A week since I last wrote here. I’ve missed it; I’ve been wanting – needing – to get back to the View almost daily. It seems that writing here does need to happen in the early morning, before the day starts. And there have been no really early mornings for a while. B has woken early several times this week – before me – and we’ve got up together, after a leisurely read and in my case, a cup of tea. It’s been nice; we are spending so much more time together since arriving here and it’s lovely. But I’ve missed these interludes.
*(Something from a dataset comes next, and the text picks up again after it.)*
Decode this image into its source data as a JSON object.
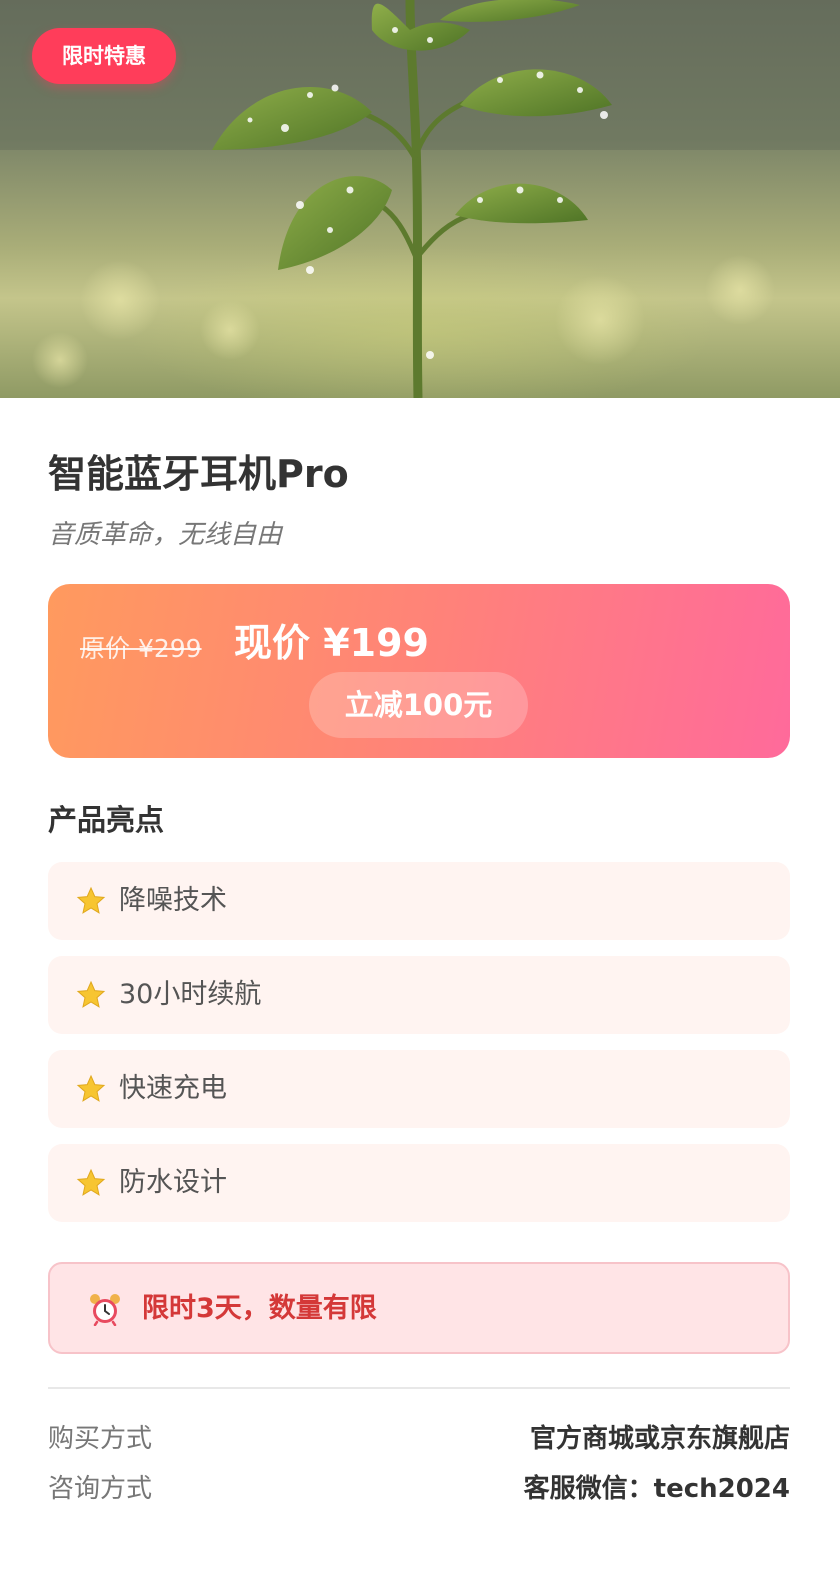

Earlier this week we finally got a landline and the internet. The good news in this regard is that the internet speed is fine, much better than B had feared. The less good news is that much as I want the internet here, our two weeks without it on tap had woven a spell, and now the scales have been torn from my eyes. On the evening that we went back online I felt overwhelmed – assaulted by the flood of information and contact with the world. Our bubble had been burst with a bang; it was visceral and it was painful. I posted a photo on Facebook and online responses came flying in. A friend from work called me – now she could see we were ‘back onstream’. The world came crashing in on our idyllic rural retreat, our isolated togetherness, and it left me reeling.
Of course it’s wonderful to have immediate contact with friends and family and to be able to access information whenever I need it, but the impact on my head is evident. My peace and tranquility splintered. Now, several days into our return to the world-wide-web, I have concluded that I want to restrict my use of it in several ways. Firstly, I shall access it much less often and set myself specific time slots, rather than drift back to it regularly throughout the day. Secondly, I want to set aside days each week when I don’t use it at all. And lastly, I no longer want to use time idly browsing or trying frantically to keep up with the mass of emails I’ve subscribed to and the websites I used to frequent. I’ve wanted to make these changes for years. I want to be properly in the real world: in this world, and less in the virtual world. Now I have the motivation to do so. The view from here is clean and simple, real, mindful, and very much in the present.
Last Saturday seems so long ago. What a peculiar and slippery creature Time is: flying past often, and occasionally dragging its feet. Events from the past can seem like they happened just yesterday; anticipated events can take forever to arrive. Look ahead twenty years and it seems like no time at all. Look back twenty years and it’s a lifetime ago. And none of us know how much time we have. Here, the days pass softly and slowly, filled with little things: the minutiae of everyday life. Here, I feel we live more in the present than ever before. And that is how I want life to be. None of us know how much time we have and how quickly life may change. We need to absorb every moment here and extract all it can offer us by simply being present to it. When I am in the moment in this way, I have no option but to be aware of my happiness, my joy, my immense good fortune and my intense gratitude.